Risk factors: Ends-justify-means instincts, nocturnal.
Notable Opportunists: John McCain, Gamergate era Mike Cernovich, human sexuality professors, actual good journalists, non-pet owners, the Duke of Marlborough
The Chickenshit Cynic
Some may find this inclusion to be redundant. After all, are not Pragmatists and Opportunists guided predominantly by cynicism? I’ll concede that. But one must concede as well that Pragmatists and Opportunists are, at bottom, principled groups. Granted their principles are somewhat malnourished but they have enough strength to drag their respective sleds on the right path with little wavering or drifting. Cynics, on the other hand, are confused by principles. I’m not even sure they can identify a principle should a principle present itself.

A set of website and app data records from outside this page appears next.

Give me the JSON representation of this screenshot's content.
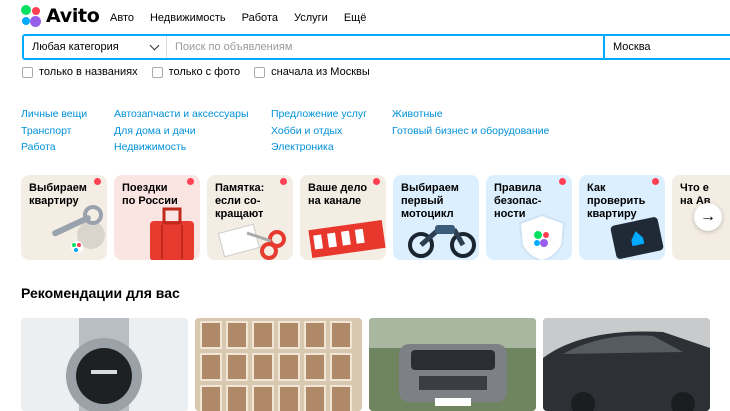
{
  "logo": {
    "text": "Avito"
  },
  "nav": [
    {
      "label": "Авто"
    },
    {
      "label": "Недвижимость"
    },
    {
      "label": "Работа"
    },
    {
      "label": "Услуги"
    },
    {
      "label": "Ещё"
    }
  ],
  "search": {
    "category": "Любая категория",
    "placeholder": "Поиск по объявлениям",
    "city": "Москва"
  },
  "filters": [
    {
      "label": "только в названиях"
    },
    {
      "label": "только с фото"
    },
    {
      "label": "сначала из Москвы"
    }
  ],
  "categories": [
    [
      "Личные вещи",
      "Транспорт",
      "Работа"
    ],
    [
      "Автозапчасти и аксессуары",
      "Для дома и дачи",
      "Недвижимость"
    ],
    [
      "Предложение услуг",
      "Хобби и отдых",
      "Электроника"
    ],
    [
      "Животные",
      "Готовый бизнес и оборудование"
    ]
  ],
  "stories": [
    {
      "title": "Выбираем\nквартиру",
      "icon": "keys-icon",
      "bg": "#f4ede4"
    },
    {
      "title": "Поездки\nпо России",
      "icon": "suitcase-icon",
      "bg": "#fbe5e3"
    },
    {
      "title": "Памятка:\nесли со-\nкращают",
      "icon": "scissors-icon",
      "bg": "#f4ede4"
    },
    {
      "title": "Ваше дело\nна канале",
      "icon": "friday-sticker-icon",
      "bg": "#f4ede4"
    },
    {
      "title": "Выбираем\nпервый\nмотоцикл",
      "icon": "motorcycle-icon",
      "bg": "#dcefff"
    },
    {
      "title": "Правила\nбезопас-\nности",
      "icon": "shield-icon",
      "bg": "#dcefff"
    },
    {
      "title": "Как\nпроверить\nквартиру",
      "icon": "tablet-icon",
      "bg": "#dcefff"
    },
    {
      "title": "Что е\nна Ав",
      "icon": "story-icon",
      "bg": "#f4ede4"
    }
  ],
  "recommendations": {
    "title": "Рекомендации для вас",
    "items": [
      {
        "icon": "watch-photo"
      },
      {
        "icon": "stamps-photo"
      },
      {
        "icon": "suv-photo"
      },
      {
        "icon": "car-photo"
      }
    ]
  },
  "colors": {
    "accent": "#00aaff",
    "link": "#0091d9",
    "badge": "#ff4053"
  }
}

The dumbest of our categories, Cynics are attuned to the music of rather than the meaning behind signals, codes, and tics. Some might say they have a sensitive intuition, others an emotional intelligence. They will make reference to “political correctness” or “nuance” or “intersectionality,” but don’t expect them to stop and explain any of them. Who has the time? Cynics could not accommodate substance even if they wanted to. It weighs down on their chests like cinderblocks. Not that any of it matters, because they more or less reinvent language by sheer self-assurance. The lack of seriousness with which they see their opponents and the masses obscures but does not outweigh how seriously they take themselves. The Cynics are lonely, having mastered all that needs mastering—by their own curriculum, of course—and standing monumentally on a column that only fits one.
Obsolescence probability: 99.99999999999999999 percent

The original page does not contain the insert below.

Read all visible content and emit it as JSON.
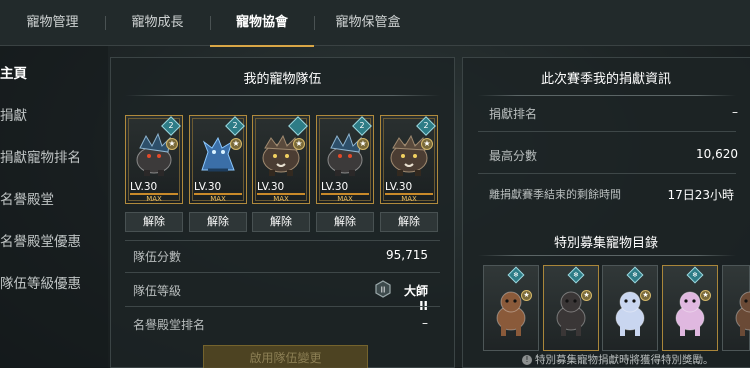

Risk factors: Stupidity, replaceability.
Notable Cynics: Christopher Hitchens, Paul Joseph Watson, et al., Damien Hirst, Tumblr users, Cum Town, et al., Lord Bolingbroke
The Unimpeachable Nihilist

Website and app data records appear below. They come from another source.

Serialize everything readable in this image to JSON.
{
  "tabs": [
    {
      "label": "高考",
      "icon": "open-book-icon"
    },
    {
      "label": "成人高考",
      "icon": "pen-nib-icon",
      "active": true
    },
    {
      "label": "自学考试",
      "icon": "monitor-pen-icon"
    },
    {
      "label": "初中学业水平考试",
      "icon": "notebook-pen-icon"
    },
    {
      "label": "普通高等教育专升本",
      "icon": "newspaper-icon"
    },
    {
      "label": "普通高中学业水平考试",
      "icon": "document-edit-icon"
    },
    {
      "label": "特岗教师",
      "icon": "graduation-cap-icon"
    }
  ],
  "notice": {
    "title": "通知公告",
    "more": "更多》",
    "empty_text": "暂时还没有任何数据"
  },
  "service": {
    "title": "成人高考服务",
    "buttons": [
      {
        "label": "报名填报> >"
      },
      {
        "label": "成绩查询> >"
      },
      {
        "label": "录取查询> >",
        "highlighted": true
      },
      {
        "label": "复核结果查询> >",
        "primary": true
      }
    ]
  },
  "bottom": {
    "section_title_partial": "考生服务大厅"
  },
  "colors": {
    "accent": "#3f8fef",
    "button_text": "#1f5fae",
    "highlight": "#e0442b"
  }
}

“Nihilist” is lately an abused term, often as a term of abuse. A Nihilist is supposedly one who disregards the #actual good in favor of the totally deplorable, and does so flagrantly and spitefully. The espousals of this Nihilist just so happen to align with whatever set of beliefs the accuser disdains. In fact, every one of the aforementioned types can and will have the label foisted onto them at one time or another.
To speak of Nihilists in this fashion means to make the assumptions that Nihilists (a) actively choose this role and (b) relish it having done so, making Nihilists little more than trolls. Not at all the case. Indeed, Nihilists find being so all very draining. They are as horses being ridden across the great plain by an ornery truth that insists on kicking their sides. They get no water, certainly no rest; they are only driving to a destination that is somehow both ominous and getting further off the more they move. Why it falls onto them to undertake this is not known, only accepted. Occasionally Nihilists harbor fantasies about being “saved” from their trials, but at the end of the day they are just that. Nihilists can only live one way, they cannot begrudge those who do not see what they have seen but can’t really help them either. Nihilists live beyond provocation, beyond expectation. To be nothing of consequence, to be nothing of magnitude, to be nothing, that is Heaven, Nihilists say to themselves on their commute, binging This is Us, or at the birth of their children.
Obsolescence probability: zero percent
Risk factors: None that I can recall.
Notable Nihilists: Ambrose Bierce, Mark Rothko, Adlai Stevenson, Fr. James Martin, SJ, ferret owners